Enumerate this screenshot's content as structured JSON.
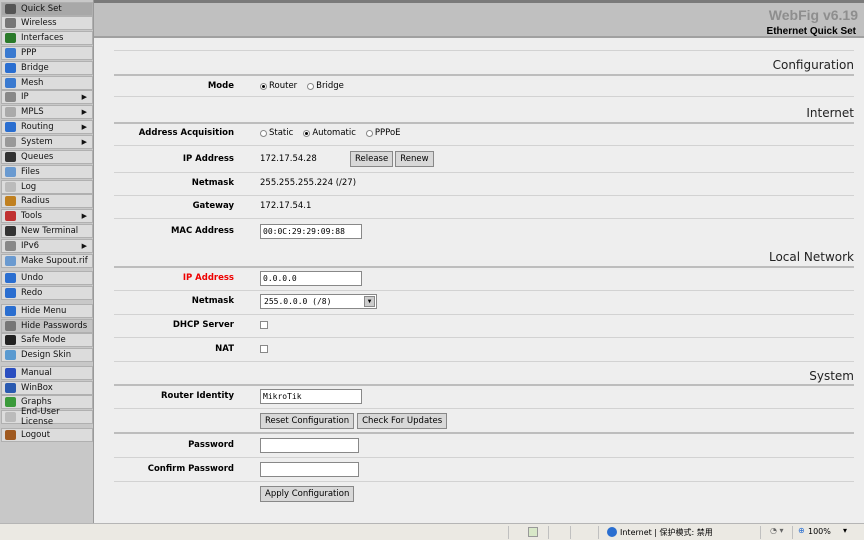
{
  "sidebar": {
    "items": [
      {
        "label": "Quick Set",
        "icon": "quick-set-icon",
        "color": "#555"
      },
      {
        "label": "Wireless",
        "icon": "wireless-icon",
        "color": "#777"
      },
      {
        "label": "Interfaces",
        "icon": "interfaces-icon",
        "color": "#2a7a2a"
      },
      {
        "label": "PPP",
        "icon": "ppp-icon",
        "color": "#3a7ad0"
      },
      {
        "label": "Bridge",
        "icon": "bridge-icon",
        "color": "#2a6ed0"
      },
      {
        "label": "Mesh",
        "icon": "mesh-icon",
        "color": "#3a7ad0"
      },
      {
        "label": "IP",
        "icon": "ip-icon",
        "color": "#888",
        "submenu": true
      },
      {
        "label": "MPLS",
        "icon": "mpls-icon",
        "color": "#aaa",
        "submenu": true
      },
      {
        "label": "Routing",
        "icon": "routing-icon",
        "color": "#2a6ed0",
        "submenu": true
      },
      {
        "label": "System",
        "icon": "system-gear-icon",
        "color": "#999",
        "submenu": true
      },
      {
        "label": "Queues",
        "icon": "queues-icon",
        "color": "#333"
      },
      {
        "label": "Files",
        "icon": "files-folder-icon",
        "color": "#6a9ad0"
      },
      {
        "label": "Log",
        "icon": "log-icon",
        "color": "#bbb"
      },
      {
        "label": "Radius",
        "icon": "radius-users-icon",
        "color": "#c08020"
      },
      {
        "label": "Tools",
        "icon": "tools-icon",
        "color": "#c03030",
        "submenu": true
      },
      {
        "label": "New Terminal",
        "icon": "terminal-icon",
        "color": "#333"
      },
      {
        "label": "IPv6",
        "icon": "ipv6-icon",
        "color": "#888",
        "submenu": true
      },
      {
        "label": "Make Supout.rif",
        "icon": "supout-file-icon",
        "color": "#6a9ad0"
      },
      {
        "label": "Undo",
        "icon": "undo-icon",
        "color": "#2a6ed0"
      },
      {
        "label": "Redo",
        "icon": "redo-icon",
        "color": "#2a6ed0"
      },
      {
        "label": "Hide Menu",
        "icon": "hide-menu-icon",
        "color": "#2a6ed0"
      },
      {
        "label": "Hide Passwords",
        "icon": "hide-passwords-icon",
        "color": "#777"
      },
      {
        "label": "Safe Mode",
        "icon": "umbrella-icon",
        "color": "#222"
      },
      {
        "label": "Design Skin",
        "icon": "design-skin-icon",
        "color": "#5a9ad0"
      },
      {
        "label": "Manual",
        "icon": "manual-help-icon",
        "color": "#2a4ec0"
      },
      {
        "label": "WinBox",
        "icon": "winbox-icon",
        "color": "#2a5ab0"
      },
      {
        "label": "Graphs",
        "icon": "graphs-icon",
        "color": "#3a9a3a"
      },
      {
        "label": "End-User License",
        "icon": "license-icon",
        "color": "#bbb"
      },
      {
        "label": "Logout",
        "icon": "logout-door-icon",
        "color": "#a05a20"
      }
    ]
  },
  "header": {
    "brand": "WebFig v6.19",
    "title": "Ethernet Quick Set"
  },
  "sections": {
    "configuration": "Configuration",
    "internet": "Internet",
    "local": "Local Network",
    "system": "System"
  },
  "form": {
    "mode": {
      "label": "Mode",
      "options": [
        "Router",
        "Bridge"
      ],
      "selected": "Router"
    },
    "acq": {
      "label": "Address Acquisition",
      "options": [
        "Static",
        "Automatic",
        "PPPoE"
      ],
      "selected": "Automatic"
    },
    "ip": {
      "label": "IP Address",
      "value": "172.17.54.28",
      "release": "Release",
      "renew": "Renew"
    },
    "netmask": {
      "label": "Netmask",
      "value": "255.255.255.224 (/27)"
    },
    "gateway": {
      "label": "Gateway",
      "value": "172.17.54.1"
    },
    "mac": {
      "label": "MAC Address",
      "value": "00:0C:29:29:09:88"
    },
    "lan_ip": {
      "label": "IP Address",
      "value": "0.0.0.0",
      "color": "#e00000"
    },
    "lan_mask": {
      "label": "Netmask",
      "value": "255.0.0.0 (/8)"
    },
    "dhcp": {
      "label": "DHCP Server",
      "checked": false
    },
    "nat": {
      "label": "NAT",
      "checked": false
    },
    "identity": {
      "label": "Router Identity",
      "value": "MikroTik"
    },
    "reset": "Reset Configuration",
    "updates": "Check For Updates",
    "password": {
      "label": "Password",
      "value": ""
    },
    "confirm": {
      "label": "Confirm Password",
      "value": ""
    },
    "apply": "Apply Configuration"
  },
  "statusbar": {
    "zone": "Internet | 保护模式: 禁用",
    "zoom": "100%"
  }
}
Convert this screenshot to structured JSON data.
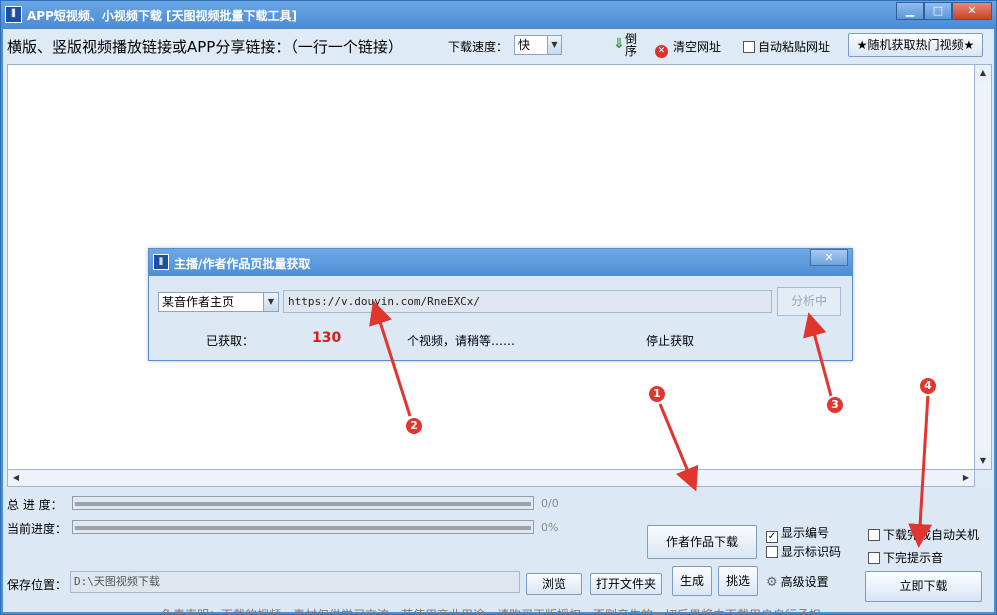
{
  "window": {
    "title": "APP短视频、小视频下载 [天图视频批量下载工具]",
    "icon": "app-logo-icon",
    "controls": [
      "▁",
      "□",
      "✕"
    ]
  },
  "toolbar": {
    "instruction": "横版、竖版视频播放链接或APP分享链接：（一行一个链接）",
    "speed_label": "下载速度：",
    "speed_value": "快",
    "reverse_label": "倒序",
    "clear_label": "清空网址",
    "auto_paste_label": "自动粘贴网址",
    "hot_video_label": "★随机获取热门视频★"
  },
  "dialog": {
    "title": "主播/作者作品页批量获取",
    "source_value": "某音作者主页",
    "url_value": "https://v.douyin.com/RneEXCx/",
    "analyze_label": "分析中",
    "fetched_label": "已获取：",
    "fetched_count": "130",
    "wait_text": "个视频，请稍等……",
    "stop_label": "停止获取"
  },
  "progress": {
    "total_label": "总 进 度：",
    "total_text": "0/0",
    "total_fraction": 0,
    "current_label": "当前进度：",
    "current_text": "0%",
    "current_fraction": 0
  },
  "save": {
    "label": "保存位置：",
    "path": "D:\\天图视频下载",
    "browse_label": "浏览",
    "open_folder_label": "打开文件夹"
  },
  "actions": {
    "author_download_label": "作者作品下载",
    "generate_label": "生成",
    "pick_label": "挑选",
    "advanced_label": "高级设置",
    "download_now_label": "立即下载"
  },
  "options": {
    "show_number_label": "显示编号",
    "show_number_checked": true,
    "show_watermark_label": "显示标识码",
    "show_watermark_checked": false,
    "shutdown_label": "下载完成自动关机",
    "shutdown_checked": false,
    "sound_label": "下完提示音",
    "sound_checked": false
  },
  "disclaimer": "免责声明：下载的视频、素材仅供学习交流，若使用商业用途，请购买正版授权，否则产生的一切后果将由下载用户自行承担。",
  "annotations": [
    {
      "num": "1"
    },
    {
      "num": "2"
    },
    {
      "num": "3"
    },
    {
      "num": "4"
    }
  ],
  "colors": {
    "accent_red": "#e1352f",
    "count_red": "#d31d1d",
    "title_blue": "#4f8ed5"
  }
}
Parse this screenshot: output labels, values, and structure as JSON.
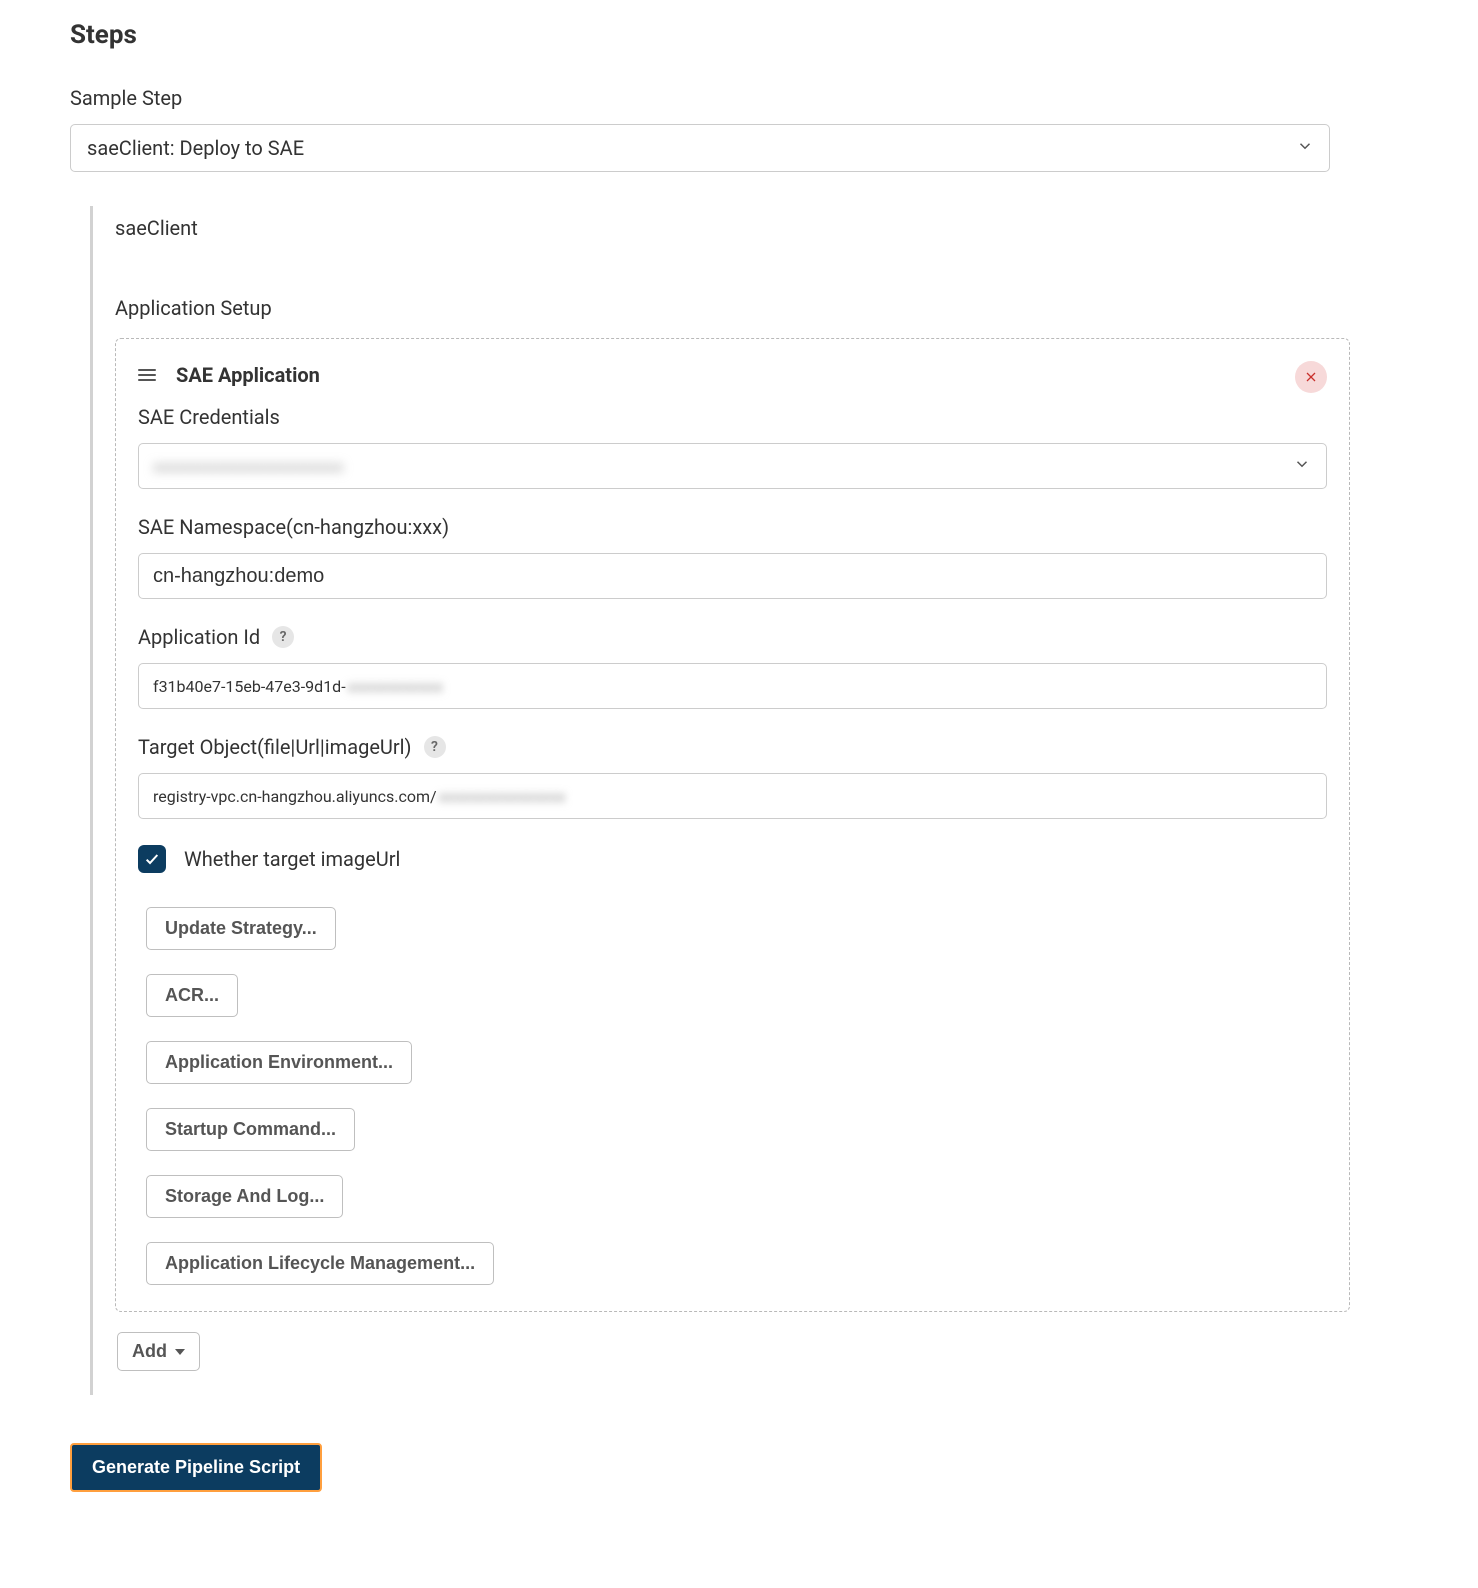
{
  "page": {
    "title": "Steps",
    "sample_step_label": "Sample Step",
    "sample_step_value": "saeClient: Deploy to SAE"
  },
  "section": {
    "saeclient_label": "saeClient",
    "app_setup_label": "Application Setup"
  },
  "panel": {
    "title": "SAE Application",
    "fields": {
      "credentials": {
        "label": "SAE Credentials",
        "value_visible": "",
        "value_redacted": "xxxxxxxxxxxxxxxxxxxxxxxx"
      },
      "namespace": {
        "label": "SAE Namespace(cn-hangzhou:xxx)",
        "value": "cn-hangzhou:demo"
      },
      "app_id": {
        "label": "Application Id",
        "value_visible": "f31b40e7-15eb-47e3-9d1d-",
        "value_redacted": "xxxxxxxxxxxx"
      },
      "target_object": {
        "label": "Target Object(file|Url|imageUrl)",
        "value_visible": "registry-vpc.cn-hangzhou.aliyuncs.com/",
        "value_redacted": "xxxxxxxxxxxxxxxx"
      },
      "whether_target_imageurl": {
        "label": "Whether target imageUrl",
        "checked": true
      }
    },
    "expand_buttons": [
      "Update Strategy...",
      "ACR...",
      "Application Environment...",
      "Startup Command...",
      "Storage And Log...",
      "Application Lifecycle Management..."
    ],
    "add_button": "Add"
  },
  "footer": {
    "generate_button": "Generate Pipeline Script"
  },
  "help_tooltip": "?"
}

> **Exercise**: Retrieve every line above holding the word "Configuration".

> **Solution to the problem**:
    "configuration": "Configuration",
    "reset": "Reset Configuration",
    "apply": "Apply Configuration"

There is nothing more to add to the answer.